With Wesley finally back in the line-up following his nine-week hamstring injury, the Phoenix should have the ability to rebound more efficiently with Wesley’s inclusion two weeks ago. During Wesley’s three games since being re-activated he has averaged 11.3, 2.6 rebounds as well as 3.3 assists. These recovery games have been instrumental for Wesley’s return and he should be back to full form for the remainder of the season.
Round 12 schedule
vs New Zealand Breakers
Friday, December 20, 2019 @ Horncastle Arena
The Phoenix cross the Tasman to duel with the Breakers who are hot off a devastating loss to the Adelaide 36ers and we will have to wait and see if New Zealand comes out angry or deflated.
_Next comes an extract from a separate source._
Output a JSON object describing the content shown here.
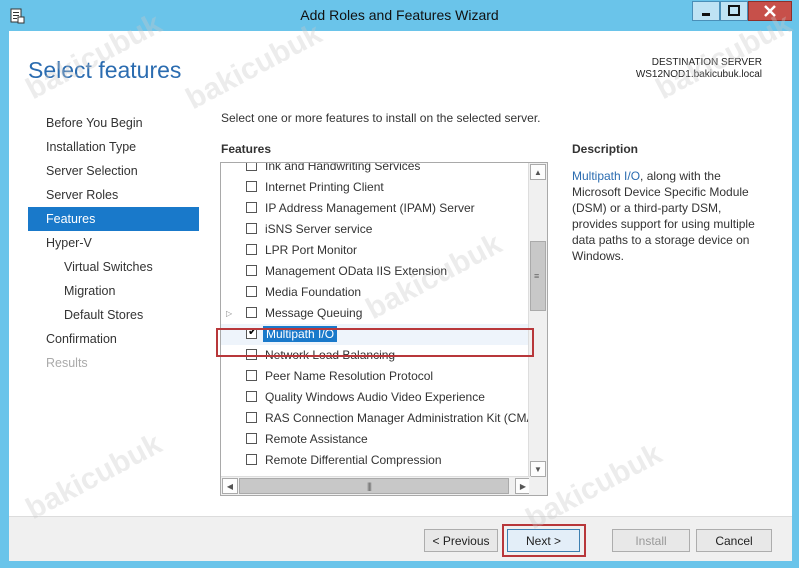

Whichever one it is, it will be the Phoenix’s frontcourt that will need to step and help its guards, as we can expect a slashing style offence with the likes of Corey Webster, Sek Henry, RJ Hampton and Tom Abercrombie.
Given the match-ups as well for SE Melbourne’s backcourt, constant feeding into the bigs will be a good source of scoring for the Phoenix, as New Zealand has shown holes in its defence over the season, particularly around the basket. Wesley and Pineau should aim to get more shots up on Friday compared to previous rounds.
South-East Melbourne will also have the task of silencing a hostile Kiwi crowd which almost willed home a victory this past Sunday. To achieve this, Simon Mitchell’s men will need to get out ahead and quickly, something that has been lacking recently in the Phoenix’s mentality.
vs Sydney Kings
Monday, December 23, 2019 @ Qudos Bank Arena
Should the Phoenix earn a win on the road against New Zealand, the importance of their game against the Kings would become that much more crucial. The main concern for the Phoenix, would be their ability to contain the quickness of the Kings backcourt. Sydney’s main offensive weapon is their ability to penetrate defences and either dish off to bigs around the basket or find open wing players for the three-pointer.
Helping out in defence is a fundamental key in slowing down the steamroller that is Sydney’s offence, so for the Phoenix, communication and roles will once again be crucial. The main matchup however will not necessarily be Roberson versus Casper Ware, in fact it can be argued as being between Creek and Jae’sean Tate, with Creek back at the three spot. Tate does hold speed and shooting ability under his belt, but Creek’s defence should cover most of what is presented to him, as well as his rebounding ability and finishing around the basket.
Both games are important for the Phoenix, games that may define the rest of the season for them to see if they do belong in one of those top four spots compared with the 36ers, Taipans and United.